### DESCRIPTION OF THE TASK
Take the data that follows and return it exactly.

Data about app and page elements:
◇ ◇ ◇
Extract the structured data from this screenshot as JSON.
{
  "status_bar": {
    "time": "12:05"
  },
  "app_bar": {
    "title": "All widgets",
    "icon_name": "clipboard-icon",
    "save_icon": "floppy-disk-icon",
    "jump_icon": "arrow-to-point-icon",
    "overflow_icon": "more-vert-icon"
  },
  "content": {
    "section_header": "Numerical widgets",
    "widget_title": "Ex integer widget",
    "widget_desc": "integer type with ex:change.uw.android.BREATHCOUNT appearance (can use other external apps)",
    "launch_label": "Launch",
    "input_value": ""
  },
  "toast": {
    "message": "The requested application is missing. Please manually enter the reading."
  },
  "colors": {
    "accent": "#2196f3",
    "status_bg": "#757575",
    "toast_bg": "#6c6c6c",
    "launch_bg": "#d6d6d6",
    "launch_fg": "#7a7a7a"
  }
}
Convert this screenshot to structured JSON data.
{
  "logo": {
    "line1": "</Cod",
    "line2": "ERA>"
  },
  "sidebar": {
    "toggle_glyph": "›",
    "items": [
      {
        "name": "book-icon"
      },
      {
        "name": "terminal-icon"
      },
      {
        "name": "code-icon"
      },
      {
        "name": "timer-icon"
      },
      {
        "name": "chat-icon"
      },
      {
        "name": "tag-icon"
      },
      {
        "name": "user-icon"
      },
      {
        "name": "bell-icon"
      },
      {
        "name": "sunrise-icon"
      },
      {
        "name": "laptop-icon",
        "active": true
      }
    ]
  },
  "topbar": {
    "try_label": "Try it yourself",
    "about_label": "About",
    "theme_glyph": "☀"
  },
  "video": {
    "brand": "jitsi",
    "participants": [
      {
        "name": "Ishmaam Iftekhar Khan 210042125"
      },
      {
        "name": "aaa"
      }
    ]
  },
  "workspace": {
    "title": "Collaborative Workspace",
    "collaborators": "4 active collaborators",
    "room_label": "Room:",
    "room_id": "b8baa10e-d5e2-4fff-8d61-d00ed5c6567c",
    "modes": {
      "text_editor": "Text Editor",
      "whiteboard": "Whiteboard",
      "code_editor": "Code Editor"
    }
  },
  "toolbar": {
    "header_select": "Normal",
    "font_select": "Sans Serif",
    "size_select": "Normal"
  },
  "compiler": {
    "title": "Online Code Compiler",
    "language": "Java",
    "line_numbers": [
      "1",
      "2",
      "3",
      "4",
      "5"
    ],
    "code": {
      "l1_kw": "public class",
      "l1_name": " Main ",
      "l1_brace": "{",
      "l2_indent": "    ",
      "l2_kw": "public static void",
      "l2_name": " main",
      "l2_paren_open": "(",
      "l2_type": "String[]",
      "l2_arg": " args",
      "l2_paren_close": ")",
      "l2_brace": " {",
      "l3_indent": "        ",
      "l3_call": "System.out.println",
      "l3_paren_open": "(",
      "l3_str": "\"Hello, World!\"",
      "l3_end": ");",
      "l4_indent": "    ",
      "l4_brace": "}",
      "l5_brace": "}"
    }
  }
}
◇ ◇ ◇
### RESPONSE FOR THIS EXERCISE
Extract the structured data from this screenshot as JSON.
{
  "status_bar": {
    "time": "12:05"
  },
  "app_bar": {
    "title": "All widgets",
    "icon_name": "clipboard-icon",
    "save_icon": "floppy-disk-icon",
    "jump_icon": "arrow-to-point-icon",
    "overflow_icon": "more-vert-icon"
  },
  "content": {
    "section_header": "Numerical widgets",
    "widget_title": "Ex integer widget",
    "widget_desc": "integer type with ex:change.uw.android.BREATHCOUNT appearance (can use other external apps)",
    "launch_label": "Launch",
    "input_value": ""
  },
  "toast": {
    "message": "The requested application is missing. Please manually enter the reading."
  },
  "colors": {
    "accent": "#2196f3",
    "status_bg": "#757575",
    "toast_bg": "#6c6c6c",
    "launch_bg": "#d6d6d6",
    "launch_fg": "#7a7a7a"
  }
}
Convert this screenshot to structured JSON data.
{
  "logo": {
    "line1": "</Cod",
    "line2": "ERA>"
  },
  "sidebar": {
    "toggle_glyph": "›",
    "items": [
      {
        "name": "book-icon"
      },
      {
        "name": "terminal-icon"
      },
      {
        "name": "code-icon"
      },
      {
        "name": "timer-icon"
      },
      {
        "name": "chat-icon"
      },
      {
        "name": "tag-icon"
      },
      {
        "name": "user-icon"
      },
      {
        "name": "bell-icon"
      },
      {
        "name": "sunrise-icon"
      },
      {
        "name": "laptop-icon",
        "active": true
      }
    ]
  },
  "topbar": {
    "try_label": "Try it yourself",
    "about_label": "About",
    "theme_glyph": "☀"
  },
  "video": {
    "brand": "jitsi",
    "participants": [
      {
        "name": "Ishmaam Iftekhar Khan 210042125"
      },
      {
        "name": "aaa"
      }
    ]
  },
  "workspace": {
    "title": "Collaborative Workspace",
    "collaborators": "4 active collaborators",
    "room_label": "Room:",
    "room_id": "b8baa10e-d5e2-4fff-8d61-d00ed5c6567c",
    "modes": {
      "text_editor": "Text Editor",
      "whiteboard": "Whiteboard",
      "code_editor": "Code Editor"
    }
  },
  "toolbar": {
    "header_select": "Normal",
    "font_select": "Sans Serif",
    "size_select": "Normal"
  },
  "compiler": {
    "title": "Online Code Compiler",
    "language": "Java",
    "line_numbers": [
      "1",
      "2",
      "3",
      "4",
      "5"
    ],
    "code": {
      "l1_kw": "public class",
      "l1_name": " Main ",
      "l1_brace": "{",
      "l2_indent": "    ",
      "l2_kw": "public static void",
      "l2_name": " main",
      "l2_paren_open": "(",
      "l2_type": "String[]",
      "l2_arg": " args",
      "l2_paren_close": ")",
      "l2_brace": " {",
      "l3_indent": "        ",
      "l3_call": "System.out.println",
      "l3_paren_open": "(",
      "l3_str": "\"Hello, World!\"",
      "l3_end": ");",
      "l4_indent": "    ",
      "l4_brace": "}",
      "l5_brace": "}"
    }
  }
}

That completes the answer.